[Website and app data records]
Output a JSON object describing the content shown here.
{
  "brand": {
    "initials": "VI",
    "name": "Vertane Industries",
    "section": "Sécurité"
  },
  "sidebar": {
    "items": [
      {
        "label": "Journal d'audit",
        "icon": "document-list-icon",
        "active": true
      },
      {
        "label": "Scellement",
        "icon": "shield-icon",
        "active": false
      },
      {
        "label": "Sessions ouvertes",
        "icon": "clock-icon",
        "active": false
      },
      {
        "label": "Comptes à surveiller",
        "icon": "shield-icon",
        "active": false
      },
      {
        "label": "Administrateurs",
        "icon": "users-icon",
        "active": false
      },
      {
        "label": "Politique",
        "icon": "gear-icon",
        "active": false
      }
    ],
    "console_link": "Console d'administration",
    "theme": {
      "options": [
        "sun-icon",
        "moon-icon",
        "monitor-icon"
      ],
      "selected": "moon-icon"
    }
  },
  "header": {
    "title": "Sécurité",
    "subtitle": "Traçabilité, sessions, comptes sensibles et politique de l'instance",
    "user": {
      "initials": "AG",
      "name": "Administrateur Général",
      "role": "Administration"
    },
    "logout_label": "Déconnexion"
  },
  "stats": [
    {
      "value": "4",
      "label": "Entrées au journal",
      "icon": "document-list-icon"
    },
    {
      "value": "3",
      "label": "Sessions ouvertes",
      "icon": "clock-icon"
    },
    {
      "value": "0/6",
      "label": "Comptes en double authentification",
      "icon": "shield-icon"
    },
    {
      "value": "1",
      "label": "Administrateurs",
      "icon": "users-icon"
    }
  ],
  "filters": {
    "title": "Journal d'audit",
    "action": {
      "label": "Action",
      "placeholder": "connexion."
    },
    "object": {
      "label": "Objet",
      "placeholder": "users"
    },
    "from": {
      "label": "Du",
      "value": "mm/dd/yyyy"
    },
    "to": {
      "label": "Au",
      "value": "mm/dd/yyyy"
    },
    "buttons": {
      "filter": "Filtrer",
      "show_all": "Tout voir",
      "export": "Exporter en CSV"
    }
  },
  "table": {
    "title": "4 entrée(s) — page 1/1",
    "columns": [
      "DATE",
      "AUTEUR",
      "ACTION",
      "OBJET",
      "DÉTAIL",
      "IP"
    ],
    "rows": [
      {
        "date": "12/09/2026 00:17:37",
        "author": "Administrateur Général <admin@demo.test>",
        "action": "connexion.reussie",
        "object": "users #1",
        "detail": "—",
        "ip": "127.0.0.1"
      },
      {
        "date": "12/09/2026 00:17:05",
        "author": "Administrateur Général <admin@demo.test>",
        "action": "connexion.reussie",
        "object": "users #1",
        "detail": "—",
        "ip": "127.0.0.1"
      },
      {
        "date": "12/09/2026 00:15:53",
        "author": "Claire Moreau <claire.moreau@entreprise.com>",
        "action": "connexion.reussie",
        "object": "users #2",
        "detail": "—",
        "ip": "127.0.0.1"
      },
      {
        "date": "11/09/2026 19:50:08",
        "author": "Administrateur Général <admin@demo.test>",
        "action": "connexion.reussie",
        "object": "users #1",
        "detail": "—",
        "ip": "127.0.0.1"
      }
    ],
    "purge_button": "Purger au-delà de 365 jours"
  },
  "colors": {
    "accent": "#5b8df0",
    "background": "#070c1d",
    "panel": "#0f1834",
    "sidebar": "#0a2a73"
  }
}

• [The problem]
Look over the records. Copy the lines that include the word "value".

• [Result for this task]
      "value": "4",
      "value": "3",
      "value": "0/6",
      "value": "1",
      "value": "mm/dd/yyyy"
      "value": "mm/dd/yyyy"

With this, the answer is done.